#REVIEW: “NINE DAYS”
Review by Amanda Gilmore for Mr. Will Wong
This exceptional Film from first-time Feature Writer-Director Edson Oda reminds us what makes life worth living.
Will (Winston Duke) lives out his past-life as an interviewee in the before-world. It’s his job to interview candidates, who are personifications of human souls, for the ultimate job of getting the chance to live. However, when one of his prior souls, Amanda, commits suicide he searches for reasons and signs he might have missed. This leads him to be more thorough in his newest batch of candidates over the next nine days.
Nine Days is one of the most moving films to come along in years. Oda’s excellent Script is filled with lessons and reminders about how beautiful and painful life is. As Will watches his living souls on TV sets, we see the love and hate in the world. These videos are shot in POV, causing us to experience these life moments in all their happiness and pain. Additionally, we get a deeper glimpse into these POV moments when the newest candidates arrive. Will tasks the candidates with taking notes on the living and questions their thoughts, feelings and what they would do in a similar situation.
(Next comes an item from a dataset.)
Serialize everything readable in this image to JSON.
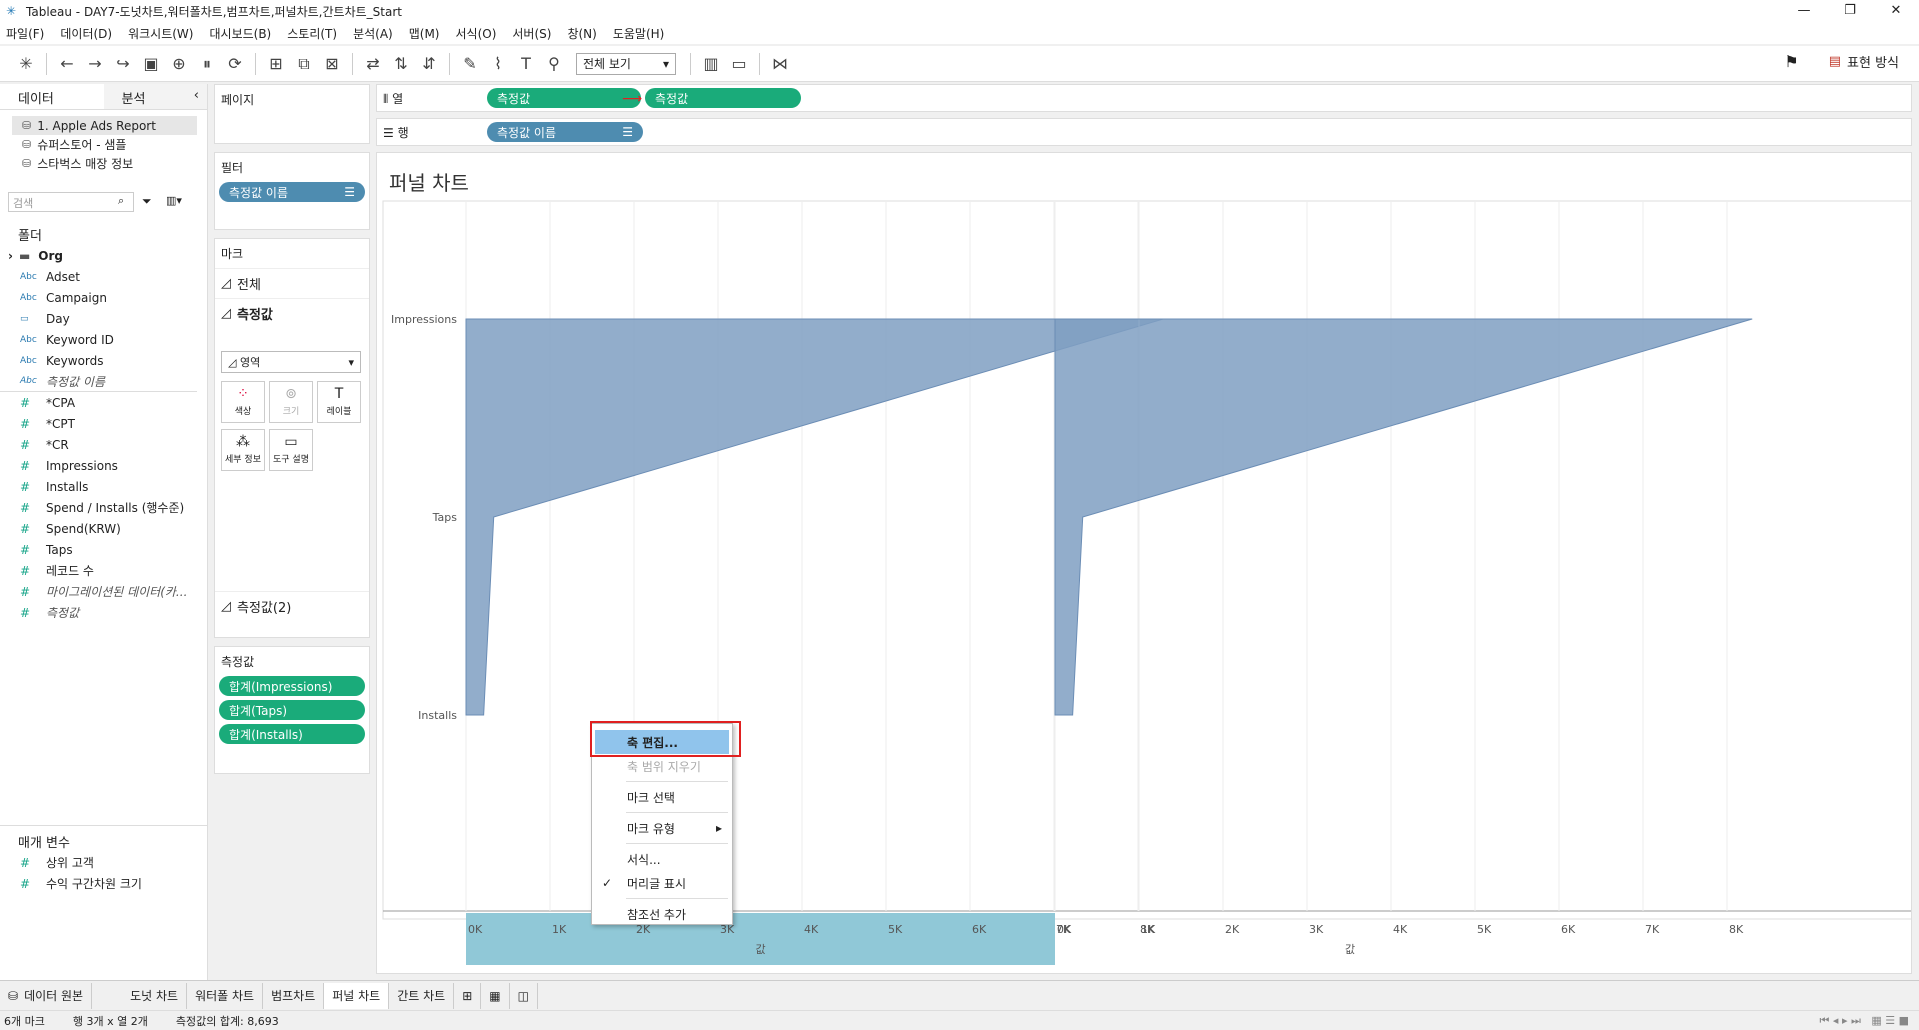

Will once lived and he’s described by his before-life friend, Kyo (an outstanding Benedict Wong), that he was too talented, kind and sensitive. Kyo describes Will’s often bitterness for life as a result of Will living in a world that wasn’t made for him. Duke is a showstopper and a commanding force in this role. He uses an external calm demeanour while also exposing the chaos that is simmering just beneath Will’s surface. He gives a beautifully subtle performance that allows for some expressive moments. One particular expressive moment comes at the end when Will acts out his best human memory. It’s one of the finest performances of the year.
There are a lot of candidates who arrive at Will’s home. Oda’s impeccable script has found a way to introduce and give enough time to make us care for them. He does this by chopping up multiple scenes into what feels like one. We’ll enter a room with one candidate and Will and through edits, the candidate will change but the scenario stays the same. Additionally, these edits help move the story along, aid in exposition and expose each of Oda’s distinct characters.
The candidates are cast perfectly to enhance these pronounced personalities. The standout is Zazie Beetz who plays the inquisitive, sensitive and intelligent Emma. Beetz is phenomenal giving Emma a quiet strength that is rooted in curiosity for the world. She’s the one that often goes against Will’s gloomier views of life, the lighting is often used to highlight this. Beetz will be under a brighter light while Duke will be shadowed or under the blue light of night.
Bill Skarsgård plays Kane who’s clearly the toughest soul vying for the position. He delivers a gripping monologue about the darkness in the world and how often it happens. It’s in this scene that he shows passion and vulnerability that allows us to relate to Kane. Tony Hale plays Alex a soul who uses humour as a defence mechanism. Typically, Hale plays the oddball comedic character but here he delivers a different comedy. When Alex realizes he didn’t get the job Hale gets to show a range of emotions that leave us heartbroken.
It’s through these candidates, and Kyo, that Oda’s existential message becomes apparent. When Will tell’s them they didn’t get the job — eliminating them — he asks them to write down one thing from the TV they would want to experience. You’d think they would pick big life moments, but they don’t. One wants to experience a day at the beach, another to ride a bike down a city street. Will recreates these moments for them as Oda does for us: with beauty. It’s clear through all of this that it’s the little things in life that make it worth living.
Mongrel Media release NINE DAYS Friday, August 13, 2021.
*Please ensure you exercise caution in observing COVID-19 protocols if seeing this in-theatre.*